(Component data from apps and pages)
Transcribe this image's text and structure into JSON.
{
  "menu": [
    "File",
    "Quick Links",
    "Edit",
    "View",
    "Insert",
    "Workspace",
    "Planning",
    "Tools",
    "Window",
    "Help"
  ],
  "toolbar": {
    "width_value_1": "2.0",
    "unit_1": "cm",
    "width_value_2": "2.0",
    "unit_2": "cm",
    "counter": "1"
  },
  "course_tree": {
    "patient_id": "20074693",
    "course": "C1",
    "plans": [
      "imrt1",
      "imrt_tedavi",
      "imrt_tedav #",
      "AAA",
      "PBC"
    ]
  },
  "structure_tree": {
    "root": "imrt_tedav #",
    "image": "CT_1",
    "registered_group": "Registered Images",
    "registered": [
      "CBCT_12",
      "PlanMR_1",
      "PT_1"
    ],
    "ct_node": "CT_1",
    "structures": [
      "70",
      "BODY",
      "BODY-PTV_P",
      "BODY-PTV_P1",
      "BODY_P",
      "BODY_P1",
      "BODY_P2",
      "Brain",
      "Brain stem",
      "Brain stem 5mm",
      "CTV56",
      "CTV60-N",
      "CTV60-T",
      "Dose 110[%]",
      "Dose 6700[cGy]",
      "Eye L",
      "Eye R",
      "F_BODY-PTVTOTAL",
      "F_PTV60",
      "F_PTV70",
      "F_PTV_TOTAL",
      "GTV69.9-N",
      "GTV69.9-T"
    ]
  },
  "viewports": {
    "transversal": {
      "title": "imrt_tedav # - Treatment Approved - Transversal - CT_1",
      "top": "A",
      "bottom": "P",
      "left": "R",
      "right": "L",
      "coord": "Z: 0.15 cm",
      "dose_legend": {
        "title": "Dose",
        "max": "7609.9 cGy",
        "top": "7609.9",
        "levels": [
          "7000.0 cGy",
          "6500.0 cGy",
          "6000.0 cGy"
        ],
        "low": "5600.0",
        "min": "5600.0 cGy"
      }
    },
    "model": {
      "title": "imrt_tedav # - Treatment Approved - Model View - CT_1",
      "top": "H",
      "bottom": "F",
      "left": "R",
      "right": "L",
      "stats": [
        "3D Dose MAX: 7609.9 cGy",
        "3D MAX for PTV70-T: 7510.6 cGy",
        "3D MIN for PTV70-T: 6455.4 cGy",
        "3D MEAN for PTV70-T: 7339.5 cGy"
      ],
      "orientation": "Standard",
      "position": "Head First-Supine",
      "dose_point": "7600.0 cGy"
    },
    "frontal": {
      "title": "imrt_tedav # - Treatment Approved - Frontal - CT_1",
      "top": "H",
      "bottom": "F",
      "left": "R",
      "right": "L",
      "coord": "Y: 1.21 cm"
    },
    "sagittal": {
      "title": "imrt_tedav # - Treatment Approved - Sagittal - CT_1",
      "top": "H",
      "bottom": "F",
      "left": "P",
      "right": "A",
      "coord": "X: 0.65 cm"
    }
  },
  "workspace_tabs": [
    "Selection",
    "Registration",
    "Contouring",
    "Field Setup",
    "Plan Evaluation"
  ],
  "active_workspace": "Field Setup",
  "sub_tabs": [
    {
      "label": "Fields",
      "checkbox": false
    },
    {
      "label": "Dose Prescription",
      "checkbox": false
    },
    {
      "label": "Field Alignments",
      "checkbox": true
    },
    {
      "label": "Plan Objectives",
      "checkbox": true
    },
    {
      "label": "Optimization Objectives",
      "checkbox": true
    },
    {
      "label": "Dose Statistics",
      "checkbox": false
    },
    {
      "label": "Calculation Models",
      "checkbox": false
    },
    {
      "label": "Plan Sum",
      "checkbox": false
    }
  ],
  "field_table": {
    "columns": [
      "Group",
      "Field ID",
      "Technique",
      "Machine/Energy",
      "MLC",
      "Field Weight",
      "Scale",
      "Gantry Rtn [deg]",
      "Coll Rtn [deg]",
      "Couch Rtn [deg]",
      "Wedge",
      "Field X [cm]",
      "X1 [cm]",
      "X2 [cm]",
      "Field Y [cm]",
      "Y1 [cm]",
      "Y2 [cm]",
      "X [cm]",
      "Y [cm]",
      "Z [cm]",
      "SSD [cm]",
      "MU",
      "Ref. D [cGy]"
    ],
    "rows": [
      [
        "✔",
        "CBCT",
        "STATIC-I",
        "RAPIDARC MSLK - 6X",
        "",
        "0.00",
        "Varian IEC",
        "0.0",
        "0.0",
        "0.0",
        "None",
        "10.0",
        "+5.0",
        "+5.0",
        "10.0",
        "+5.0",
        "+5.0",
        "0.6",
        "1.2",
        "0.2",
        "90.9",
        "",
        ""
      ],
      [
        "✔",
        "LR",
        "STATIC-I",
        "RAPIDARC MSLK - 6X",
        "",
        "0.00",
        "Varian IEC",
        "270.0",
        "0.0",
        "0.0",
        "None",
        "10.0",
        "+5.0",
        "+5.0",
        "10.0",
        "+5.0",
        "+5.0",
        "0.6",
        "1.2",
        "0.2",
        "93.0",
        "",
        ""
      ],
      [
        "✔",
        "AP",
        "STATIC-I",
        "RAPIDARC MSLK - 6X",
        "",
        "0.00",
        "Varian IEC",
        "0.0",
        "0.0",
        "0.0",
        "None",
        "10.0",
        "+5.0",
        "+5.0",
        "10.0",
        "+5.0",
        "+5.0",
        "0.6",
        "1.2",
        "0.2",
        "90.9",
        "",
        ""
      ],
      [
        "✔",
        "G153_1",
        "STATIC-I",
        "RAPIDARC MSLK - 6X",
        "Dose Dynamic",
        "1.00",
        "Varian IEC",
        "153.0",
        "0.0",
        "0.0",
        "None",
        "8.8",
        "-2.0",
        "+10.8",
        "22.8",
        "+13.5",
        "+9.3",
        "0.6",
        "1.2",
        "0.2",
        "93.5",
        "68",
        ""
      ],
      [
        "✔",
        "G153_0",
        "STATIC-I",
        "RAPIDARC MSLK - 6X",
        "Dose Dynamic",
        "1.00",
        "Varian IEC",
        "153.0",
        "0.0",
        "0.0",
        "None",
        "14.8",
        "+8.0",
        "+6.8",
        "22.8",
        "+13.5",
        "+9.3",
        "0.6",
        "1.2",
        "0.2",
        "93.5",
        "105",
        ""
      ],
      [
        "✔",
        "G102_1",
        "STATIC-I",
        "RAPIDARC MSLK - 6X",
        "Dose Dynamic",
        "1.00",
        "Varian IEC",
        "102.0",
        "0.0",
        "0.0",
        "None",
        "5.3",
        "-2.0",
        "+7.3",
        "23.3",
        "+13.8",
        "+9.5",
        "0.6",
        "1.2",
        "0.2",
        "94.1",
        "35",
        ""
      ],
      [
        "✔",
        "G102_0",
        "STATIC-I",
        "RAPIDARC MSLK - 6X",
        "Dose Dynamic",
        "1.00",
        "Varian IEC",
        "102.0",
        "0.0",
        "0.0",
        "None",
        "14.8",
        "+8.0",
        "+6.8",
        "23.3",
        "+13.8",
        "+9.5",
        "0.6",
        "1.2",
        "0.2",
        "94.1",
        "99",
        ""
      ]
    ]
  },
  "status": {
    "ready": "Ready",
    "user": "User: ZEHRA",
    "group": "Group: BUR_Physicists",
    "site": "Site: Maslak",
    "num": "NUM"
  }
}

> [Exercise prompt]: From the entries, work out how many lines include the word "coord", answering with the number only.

> [Task response]: 3